- Fidelity Investments
- Founders Fund
- Formation 8
Where they operate: The company has customers in New York, Texas, and California.
Recent announcements: Oscar Health Insurance, in February 2016, secured $400 million from investors led by Fidelity, a mutual fund giant that is known to be a very conservative investor. The funding would help Oscar Health target the biggest markets in the United States, or those that comprise 20% of the country's GDP. (Source)
Year Founded: 2008
What they offer: Headquartered in Austin, Texas, Mozido is a trusted payment solutions and digital commerce service provider. They offer mobile payment, loyalty programs, financial services, cloud-based solutions, and mobile offers to clients from all over the world. These solutions are interoperable using any wireless device and across all wireless carriers. Their main target customers are non-banking users.
How they make money: The company delivers online payment services, and their solutions are accessible to more than 6 billion mobile phones, with particular focus on users that have no bank accounts. That particular sector involves more than 2 billion users. The company has had four funding rounds since 2011, including securing $185 million from four investors in 2014.
Current Valuation: $2.4 billion
- H.R.H. Sheikh Nahyan
- Tiger Management Corporation
Where they operate: Mozido has physical offices in the United States, India, China, South Korea, UAE, Africa, Mexico, Jamaica, and Germany, among others.
Recent announcements: In October 2014, the company secured $185 million Series B funding from a group of investors that included UAE Sheikh Nahyan bin Mubarak Al Nahyan, MasterCard, Wellington Management Company, and Tiger Management, pushing its valuation to $2.4 billion. (Source)
As you can see, there are different fintech companies from different parts of the world, and most of them are outside the United States. They offer a wide range of services that help provide businesses other options aside from going directly to a local bank or to conventional investors.

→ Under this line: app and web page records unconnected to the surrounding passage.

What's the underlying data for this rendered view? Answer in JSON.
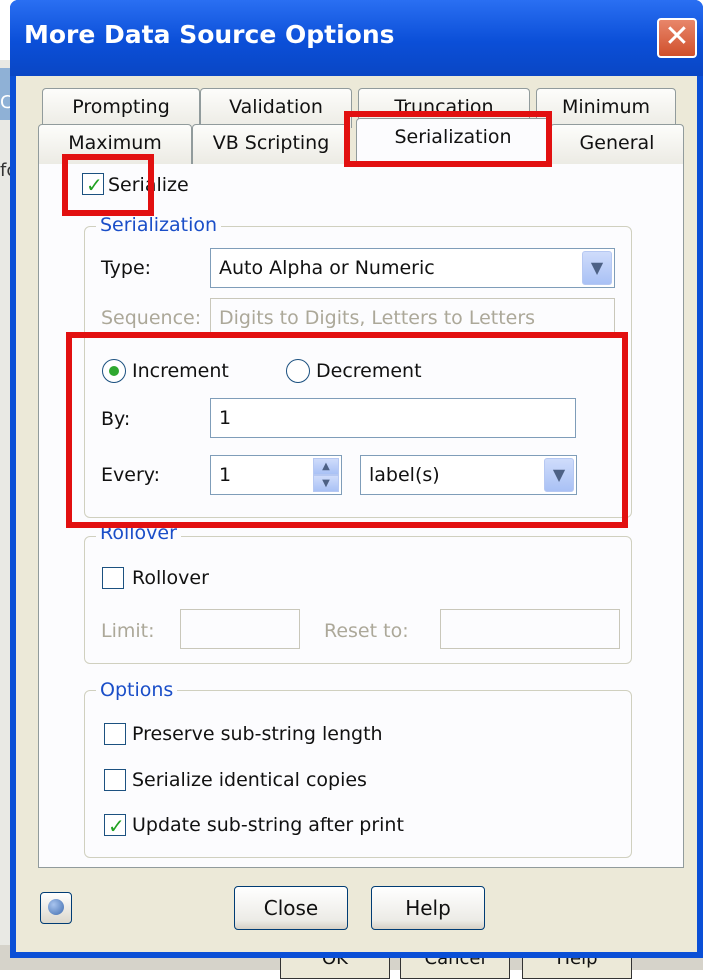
{
  "window": {
    "title": "More Data Source Options"
  },
  "background": {
    "side_letters": [
      "C",
      "fc"
    ],
    "buttons": [
      "OK",
      "Cancel",
      "Help"
    ]
  },
  "tabs": {
    "row1": [
      "Prompting",
      "Validation",
      "Truncation",
      "Minimum"
    ],
    "row2": [
      "Maximum",
      "VB Scripting",
      "Serialization",
      "General"
    ],
    "active": "Serialization"
  },
  "serialize": {
    "label": "Serialize",
    "checked": true
  },
  "serialization_group": {
    "title": "Serialization",
    "type_label": "Type:",
    "type_value": "Auto Alpha or Numeric",
    "sequence_label": "Sequence:",
    "sequence_value": "Digits to Digits, Letters to Letters",
    "increment_label": "Increment",
    "decrement_label": "Decrement",
    "direction_selected": "Increment",
    "by_label": "By:",
    "by_value": "1",
    "every_label": "Every:",
    "every_value": "1",
    "every_unit": "label(s)"
  },
  "rollover_group": {
    "title": "Rollover",
    "rollover_label": "Rollover",
    "rollover_checked": false,
    "limit_label": "Limit:",
    "limit_value": "",
    "reset_label": "Reset to:",
    "reset_value": ""
  },
  "options_group": {
    "title": "Options",
    "items": [
      {
        "label": "Preserve sub-string length",
        "checked": false
      },
      {
        "label": "Serialize identical copies",
        "checked": false
      },
      {
        "label": "Update sub-string after print",
        "checked": true
      }
    ]
  },
  "buttons": {
    "close": "Close",
    "help": "Help"
  },
  "icons": {
    "help_button": "help-balloon-icon",
    "close_title": "close-icon"
  },
  "colors": {
    "highlight": "#e21010",
    "titlebar": "#0b4fd8",
    "group_title": "#1a4ec8"
  }
}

The most notable trend in fintech unicorns is that China seems to be emerging as a breeding ground for these companies. Lists of the biggest fintech companies have always included Chinese companies, but Chinese companies are now dominating the industry with the top three companies on this list being from China.
Moreover, these fintech unicorns are significant because they not only provide an alternative to banks, but they also fill a need: they help customers and businesses fight the outdated technology that plagues bigger banks and more established financial firms. They also allow users to take on the new regulations that they have to contend with after the 2008 financial crisis. Some of these unicorns (like Paytm and Mozido) specifically cater to target audiences that have never dealt with a traditional banking institution.
For instance, with Mozido, buyers who do not have bank accounts would still be able to pay for their purchases online. Customers are happy because of the convenience, while the businesses are happy because of the sale that they would have otherwise lost if they only offered payment through credit cards. On the other hand, people who would otherwise not have gotten a loan are now able to with Sofi’s packages. Or those who are having a problem managing or understanding their finances can get help from Credit Karma.
Businesses are also getting help by making it easier to accept online payments, especially businesses in China where fraud might be a far bigger problem than it is in the United States. However, more than the convenience and the choices, fintech companies also offer cheaper services. For instance, Stripe only charges a minimal 2.9% on top of the flat 30 cent flat fee for every transaction it processes, while Alipay even foregoes the transaction fees for smaller transactions. Meanwhile, Zhong An protects both customers and businesses with its return delivery insurance.
In short, there is a big need in the space, and fintech companies are filling these gaps in a quick and agile manner that banks and traditional financial firms can only dream of. With services that are cheaper and easier to use than what are currently available, why wouldn't consumers go in this direction?